_THE PROBLEM_. Your answer should hold all lines of the entries that include the word "votre".

_GIVEN RECORDS_.

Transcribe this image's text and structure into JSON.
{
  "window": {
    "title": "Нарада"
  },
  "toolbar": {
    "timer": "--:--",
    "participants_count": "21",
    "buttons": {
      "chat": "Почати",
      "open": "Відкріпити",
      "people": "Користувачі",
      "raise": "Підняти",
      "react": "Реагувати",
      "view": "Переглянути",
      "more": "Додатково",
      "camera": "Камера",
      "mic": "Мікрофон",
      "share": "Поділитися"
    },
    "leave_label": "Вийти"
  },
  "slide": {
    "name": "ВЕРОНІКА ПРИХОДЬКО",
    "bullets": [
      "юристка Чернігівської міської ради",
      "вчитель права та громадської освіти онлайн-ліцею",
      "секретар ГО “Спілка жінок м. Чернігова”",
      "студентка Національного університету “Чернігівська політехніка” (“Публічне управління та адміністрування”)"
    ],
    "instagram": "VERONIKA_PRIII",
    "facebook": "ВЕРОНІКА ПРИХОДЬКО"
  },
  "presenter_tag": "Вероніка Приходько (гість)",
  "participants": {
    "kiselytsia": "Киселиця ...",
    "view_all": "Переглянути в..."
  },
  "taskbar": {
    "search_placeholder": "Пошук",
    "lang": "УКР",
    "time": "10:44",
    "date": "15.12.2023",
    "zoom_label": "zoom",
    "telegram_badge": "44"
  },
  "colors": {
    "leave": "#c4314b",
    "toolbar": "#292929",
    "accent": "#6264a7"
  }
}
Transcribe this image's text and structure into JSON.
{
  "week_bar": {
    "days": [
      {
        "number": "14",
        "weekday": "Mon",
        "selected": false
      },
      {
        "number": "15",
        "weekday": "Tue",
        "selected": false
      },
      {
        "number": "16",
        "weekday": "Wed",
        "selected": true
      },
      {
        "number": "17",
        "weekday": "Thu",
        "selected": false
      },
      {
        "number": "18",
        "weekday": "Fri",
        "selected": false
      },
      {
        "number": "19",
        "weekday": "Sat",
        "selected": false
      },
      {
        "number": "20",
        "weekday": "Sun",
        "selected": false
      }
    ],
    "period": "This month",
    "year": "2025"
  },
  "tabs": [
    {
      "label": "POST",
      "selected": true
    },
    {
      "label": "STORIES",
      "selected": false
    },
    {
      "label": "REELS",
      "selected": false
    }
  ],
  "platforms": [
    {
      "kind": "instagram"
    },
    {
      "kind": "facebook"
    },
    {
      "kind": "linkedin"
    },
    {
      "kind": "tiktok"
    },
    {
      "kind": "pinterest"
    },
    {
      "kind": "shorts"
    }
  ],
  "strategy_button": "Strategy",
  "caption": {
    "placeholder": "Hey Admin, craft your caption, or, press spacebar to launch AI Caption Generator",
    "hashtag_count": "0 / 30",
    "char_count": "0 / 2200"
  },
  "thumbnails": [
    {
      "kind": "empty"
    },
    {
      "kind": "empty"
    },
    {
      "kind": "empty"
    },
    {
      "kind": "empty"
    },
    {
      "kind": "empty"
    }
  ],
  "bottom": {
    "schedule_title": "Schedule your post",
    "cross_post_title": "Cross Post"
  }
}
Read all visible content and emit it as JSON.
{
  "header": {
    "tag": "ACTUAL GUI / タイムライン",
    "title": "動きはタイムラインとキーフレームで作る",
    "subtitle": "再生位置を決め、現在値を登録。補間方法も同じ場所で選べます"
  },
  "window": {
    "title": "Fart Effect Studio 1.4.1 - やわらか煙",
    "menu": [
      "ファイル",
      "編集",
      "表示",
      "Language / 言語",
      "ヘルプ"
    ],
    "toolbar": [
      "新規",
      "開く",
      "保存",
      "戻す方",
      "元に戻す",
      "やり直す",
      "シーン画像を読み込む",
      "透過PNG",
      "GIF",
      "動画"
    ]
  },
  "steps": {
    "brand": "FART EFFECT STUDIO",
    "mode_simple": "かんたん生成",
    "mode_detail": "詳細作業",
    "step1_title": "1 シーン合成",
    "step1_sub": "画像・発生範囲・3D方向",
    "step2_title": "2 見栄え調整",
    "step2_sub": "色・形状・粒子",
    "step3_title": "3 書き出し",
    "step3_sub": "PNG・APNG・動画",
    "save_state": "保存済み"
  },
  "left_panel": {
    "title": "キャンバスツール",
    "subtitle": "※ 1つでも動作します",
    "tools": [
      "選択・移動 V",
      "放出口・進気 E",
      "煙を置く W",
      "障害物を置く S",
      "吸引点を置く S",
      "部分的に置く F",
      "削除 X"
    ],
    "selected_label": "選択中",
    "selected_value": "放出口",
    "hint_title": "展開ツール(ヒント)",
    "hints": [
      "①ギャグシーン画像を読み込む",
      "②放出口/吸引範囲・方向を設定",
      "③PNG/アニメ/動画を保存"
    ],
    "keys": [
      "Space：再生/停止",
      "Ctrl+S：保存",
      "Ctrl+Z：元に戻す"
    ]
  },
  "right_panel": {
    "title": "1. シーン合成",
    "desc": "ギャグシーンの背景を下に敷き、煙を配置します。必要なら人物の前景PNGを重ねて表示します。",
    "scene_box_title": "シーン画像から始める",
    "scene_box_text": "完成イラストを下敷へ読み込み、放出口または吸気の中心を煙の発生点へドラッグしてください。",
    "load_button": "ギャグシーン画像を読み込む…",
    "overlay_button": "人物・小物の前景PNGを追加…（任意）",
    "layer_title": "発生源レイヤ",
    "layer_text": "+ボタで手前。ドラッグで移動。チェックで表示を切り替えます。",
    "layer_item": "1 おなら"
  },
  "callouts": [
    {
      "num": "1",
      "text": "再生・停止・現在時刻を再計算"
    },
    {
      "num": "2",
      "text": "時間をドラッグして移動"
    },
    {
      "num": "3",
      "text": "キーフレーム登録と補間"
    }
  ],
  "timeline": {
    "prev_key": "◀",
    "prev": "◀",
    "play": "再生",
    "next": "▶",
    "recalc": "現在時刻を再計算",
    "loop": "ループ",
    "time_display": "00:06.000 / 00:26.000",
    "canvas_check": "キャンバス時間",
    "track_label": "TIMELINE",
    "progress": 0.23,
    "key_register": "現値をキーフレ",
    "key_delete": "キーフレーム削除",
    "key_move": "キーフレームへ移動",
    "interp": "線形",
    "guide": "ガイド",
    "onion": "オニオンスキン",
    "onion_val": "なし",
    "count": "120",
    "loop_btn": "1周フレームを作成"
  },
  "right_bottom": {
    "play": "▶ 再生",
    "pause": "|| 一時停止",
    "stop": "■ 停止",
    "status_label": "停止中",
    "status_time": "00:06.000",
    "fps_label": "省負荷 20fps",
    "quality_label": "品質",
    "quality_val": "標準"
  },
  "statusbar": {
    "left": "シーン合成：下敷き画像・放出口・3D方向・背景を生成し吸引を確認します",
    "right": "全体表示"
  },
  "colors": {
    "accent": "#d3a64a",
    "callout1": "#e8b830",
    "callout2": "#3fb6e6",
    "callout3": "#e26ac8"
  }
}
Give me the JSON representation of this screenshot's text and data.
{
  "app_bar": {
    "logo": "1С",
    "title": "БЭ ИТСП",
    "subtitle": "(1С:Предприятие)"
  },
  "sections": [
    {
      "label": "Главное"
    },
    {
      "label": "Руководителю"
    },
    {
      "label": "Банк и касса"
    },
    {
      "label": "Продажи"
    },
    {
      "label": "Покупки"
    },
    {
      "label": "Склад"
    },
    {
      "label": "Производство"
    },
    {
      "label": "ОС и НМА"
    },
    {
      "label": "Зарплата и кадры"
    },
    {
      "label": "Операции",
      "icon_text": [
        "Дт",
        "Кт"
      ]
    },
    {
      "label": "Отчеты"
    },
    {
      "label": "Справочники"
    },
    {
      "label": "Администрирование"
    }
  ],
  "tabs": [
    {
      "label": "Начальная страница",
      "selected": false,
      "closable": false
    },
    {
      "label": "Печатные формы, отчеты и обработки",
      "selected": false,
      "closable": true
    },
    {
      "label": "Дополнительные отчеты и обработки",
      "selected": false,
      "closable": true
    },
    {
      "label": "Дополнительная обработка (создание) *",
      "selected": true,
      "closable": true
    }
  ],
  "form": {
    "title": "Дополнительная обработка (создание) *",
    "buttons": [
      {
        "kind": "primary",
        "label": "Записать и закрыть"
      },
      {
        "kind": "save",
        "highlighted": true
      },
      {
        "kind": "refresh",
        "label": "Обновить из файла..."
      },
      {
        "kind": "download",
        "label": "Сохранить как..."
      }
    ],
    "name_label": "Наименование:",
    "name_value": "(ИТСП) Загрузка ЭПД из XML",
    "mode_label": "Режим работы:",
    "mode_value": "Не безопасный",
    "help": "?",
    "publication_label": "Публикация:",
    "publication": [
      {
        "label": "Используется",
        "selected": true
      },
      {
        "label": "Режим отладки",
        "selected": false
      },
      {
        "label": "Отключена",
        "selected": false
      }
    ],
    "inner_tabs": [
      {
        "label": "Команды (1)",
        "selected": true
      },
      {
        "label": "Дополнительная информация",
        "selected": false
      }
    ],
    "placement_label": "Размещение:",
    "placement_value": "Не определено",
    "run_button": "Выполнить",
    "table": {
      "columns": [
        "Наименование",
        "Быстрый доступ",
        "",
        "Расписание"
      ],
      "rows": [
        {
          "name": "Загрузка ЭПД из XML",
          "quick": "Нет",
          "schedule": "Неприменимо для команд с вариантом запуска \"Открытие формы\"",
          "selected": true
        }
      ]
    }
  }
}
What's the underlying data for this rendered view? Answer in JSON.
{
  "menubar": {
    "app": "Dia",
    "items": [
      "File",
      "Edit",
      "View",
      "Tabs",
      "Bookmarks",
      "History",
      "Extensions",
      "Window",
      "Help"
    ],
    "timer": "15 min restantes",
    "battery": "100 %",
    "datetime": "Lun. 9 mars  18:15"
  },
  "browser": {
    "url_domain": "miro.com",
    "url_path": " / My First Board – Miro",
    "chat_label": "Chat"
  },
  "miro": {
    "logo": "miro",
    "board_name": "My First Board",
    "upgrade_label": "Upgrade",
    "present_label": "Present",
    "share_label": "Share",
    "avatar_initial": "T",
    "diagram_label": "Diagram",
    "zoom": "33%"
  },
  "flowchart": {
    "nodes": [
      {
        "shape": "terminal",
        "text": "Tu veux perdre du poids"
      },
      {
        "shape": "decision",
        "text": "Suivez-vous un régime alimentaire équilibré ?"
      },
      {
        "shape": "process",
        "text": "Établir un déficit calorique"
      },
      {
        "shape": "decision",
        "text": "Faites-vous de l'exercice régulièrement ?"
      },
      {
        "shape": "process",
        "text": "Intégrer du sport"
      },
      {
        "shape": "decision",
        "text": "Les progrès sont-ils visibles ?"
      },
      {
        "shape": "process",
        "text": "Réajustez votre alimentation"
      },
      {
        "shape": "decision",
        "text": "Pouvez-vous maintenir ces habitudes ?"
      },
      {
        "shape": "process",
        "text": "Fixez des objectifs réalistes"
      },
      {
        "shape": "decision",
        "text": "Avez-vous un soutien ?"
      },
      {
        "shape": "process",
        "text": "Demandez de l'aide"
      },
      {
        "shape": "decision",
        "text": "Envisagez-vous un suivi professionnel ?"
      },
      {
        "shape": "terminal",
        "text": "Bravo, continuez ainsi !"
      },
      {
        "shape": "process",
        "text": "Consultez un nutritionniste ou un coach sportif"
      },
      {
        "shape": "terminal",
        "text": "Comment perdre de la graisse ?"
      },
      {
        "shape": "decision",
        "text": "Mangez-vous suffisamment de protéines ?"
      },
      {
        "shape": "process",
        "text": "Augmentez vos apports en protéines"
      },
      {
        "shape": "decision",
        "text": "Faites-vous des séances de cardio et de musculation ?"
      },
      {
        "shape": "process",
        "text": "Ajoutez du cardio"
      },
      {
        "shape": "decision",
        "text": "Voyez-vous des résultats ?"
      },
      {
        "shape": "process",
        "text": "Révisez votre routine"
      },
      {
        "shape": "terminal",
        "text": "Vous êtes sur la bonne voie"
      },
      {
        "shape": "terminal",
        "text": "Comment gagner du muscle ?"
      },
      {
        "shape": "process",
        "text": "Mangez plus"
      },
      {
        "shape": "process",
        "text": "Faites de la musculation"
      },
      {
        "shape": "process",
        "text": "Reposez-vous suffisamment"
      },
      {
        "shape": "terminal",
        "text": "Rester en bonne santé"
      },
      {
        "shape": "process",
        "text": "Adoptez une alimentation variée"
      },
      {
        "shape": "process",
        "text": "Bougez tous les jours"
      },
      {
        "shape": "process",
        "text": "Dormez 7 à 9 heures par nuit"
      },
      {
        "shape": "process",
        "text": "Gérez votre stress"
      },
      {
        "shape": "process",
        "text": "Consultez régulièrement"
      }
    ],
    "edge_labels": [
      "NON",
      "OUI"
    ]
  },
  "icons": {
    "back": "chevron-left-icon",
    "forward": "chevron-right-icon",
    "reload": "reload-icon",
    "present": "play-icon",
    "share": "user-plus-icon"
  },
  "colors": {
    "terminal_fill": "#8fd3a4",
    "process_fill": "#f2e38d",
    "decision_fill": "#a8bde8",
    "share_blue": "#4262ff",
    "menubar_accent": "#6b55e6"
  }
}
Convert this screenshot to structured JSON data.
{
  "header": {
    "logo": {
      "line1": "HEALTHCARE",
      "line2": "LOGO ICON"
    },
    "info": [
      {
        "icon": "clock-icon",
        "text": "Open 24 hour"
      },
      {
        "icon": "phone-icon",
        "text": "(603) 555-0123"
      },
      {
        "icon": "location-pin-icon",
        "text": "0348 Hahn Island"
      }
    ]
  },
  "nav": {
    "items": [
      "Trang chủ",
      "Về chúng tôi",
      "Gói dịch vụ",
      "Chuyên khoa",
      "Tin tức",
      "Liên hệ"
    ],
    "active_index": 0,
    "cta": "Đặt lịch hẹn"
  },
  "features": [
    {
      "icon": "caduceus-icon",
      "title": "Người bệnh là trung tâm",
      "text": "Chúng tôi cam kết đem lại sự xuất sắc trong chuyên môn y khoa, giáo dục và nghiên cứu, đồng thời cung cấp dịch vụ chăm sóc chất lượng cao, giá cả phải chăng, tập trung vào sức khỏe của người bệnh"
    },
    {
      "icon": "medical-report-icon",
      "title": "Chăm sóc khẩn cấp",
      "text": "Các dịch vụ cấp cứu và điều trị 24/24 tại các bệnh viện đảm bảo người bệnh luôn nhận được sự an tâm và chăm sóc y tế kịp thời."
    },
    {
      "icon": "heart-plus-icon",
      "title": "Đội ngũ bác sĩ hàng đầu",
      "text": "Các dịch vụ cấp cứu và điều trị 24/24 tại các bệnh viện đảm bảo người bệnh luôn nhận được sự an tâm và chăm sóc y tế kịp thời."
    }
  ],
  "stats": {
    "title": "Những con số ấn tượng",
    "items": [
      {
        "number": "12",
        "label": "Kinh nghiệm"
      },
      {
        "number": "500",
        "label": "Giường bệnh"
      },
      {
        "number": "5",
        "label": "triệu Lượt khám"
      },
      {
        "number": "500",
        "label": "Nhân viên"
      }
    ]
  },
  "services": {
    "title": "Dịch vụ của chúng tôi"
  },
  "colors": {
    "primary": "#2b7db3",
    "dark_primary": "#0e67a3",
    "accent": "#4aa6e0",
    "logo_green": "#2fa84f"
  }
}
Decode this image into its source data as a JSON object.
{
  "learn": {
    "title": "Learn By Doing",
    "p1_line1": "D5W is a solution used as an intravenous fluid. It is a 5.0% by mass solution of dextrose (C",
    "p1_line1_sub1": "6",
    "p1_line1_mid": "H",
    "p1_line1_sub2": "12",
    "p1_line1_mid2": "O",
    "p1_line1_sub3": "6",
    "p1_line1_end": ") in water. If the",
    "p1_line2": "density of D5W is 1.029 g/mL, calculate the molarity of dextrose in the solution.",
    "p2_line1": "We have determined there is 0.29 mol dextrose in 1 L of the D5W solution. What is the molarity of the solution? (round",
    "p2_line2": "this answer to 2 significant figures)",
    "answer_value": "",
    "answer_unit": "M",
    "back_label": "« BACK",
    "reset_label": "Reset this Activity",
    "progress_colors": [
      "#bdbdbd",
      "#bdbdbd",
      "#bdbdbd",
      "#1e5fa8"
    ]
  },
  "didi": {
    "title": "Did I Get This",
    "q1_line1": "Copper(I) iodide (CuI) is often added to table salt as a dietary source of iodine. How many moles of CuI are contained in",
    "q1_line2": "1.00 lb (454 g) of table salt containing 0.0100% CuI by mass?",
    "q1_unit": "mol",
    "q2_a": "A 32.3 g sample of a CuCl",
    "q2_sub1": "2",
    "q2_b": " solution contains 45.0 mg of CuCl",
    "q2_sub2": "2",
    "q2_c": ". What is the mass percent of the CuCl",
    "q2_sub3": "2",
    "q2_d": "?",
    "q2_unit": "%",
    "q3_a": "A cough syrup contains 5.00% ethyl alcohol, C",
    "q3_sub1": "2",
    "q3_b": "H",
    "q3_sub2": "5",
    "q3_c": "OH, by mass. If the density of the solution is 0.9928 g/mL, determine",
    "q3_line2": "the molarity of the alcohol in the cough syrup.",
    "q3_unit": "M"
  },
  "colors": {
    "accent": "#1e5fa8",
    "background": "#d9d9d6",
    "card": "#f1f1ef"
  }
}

_RESULT FOR THIS TASK_.
        "text": "Réajustez votre alimentation"
        "text": "Révisez votre routine"
        "text": "Gérez votre stress"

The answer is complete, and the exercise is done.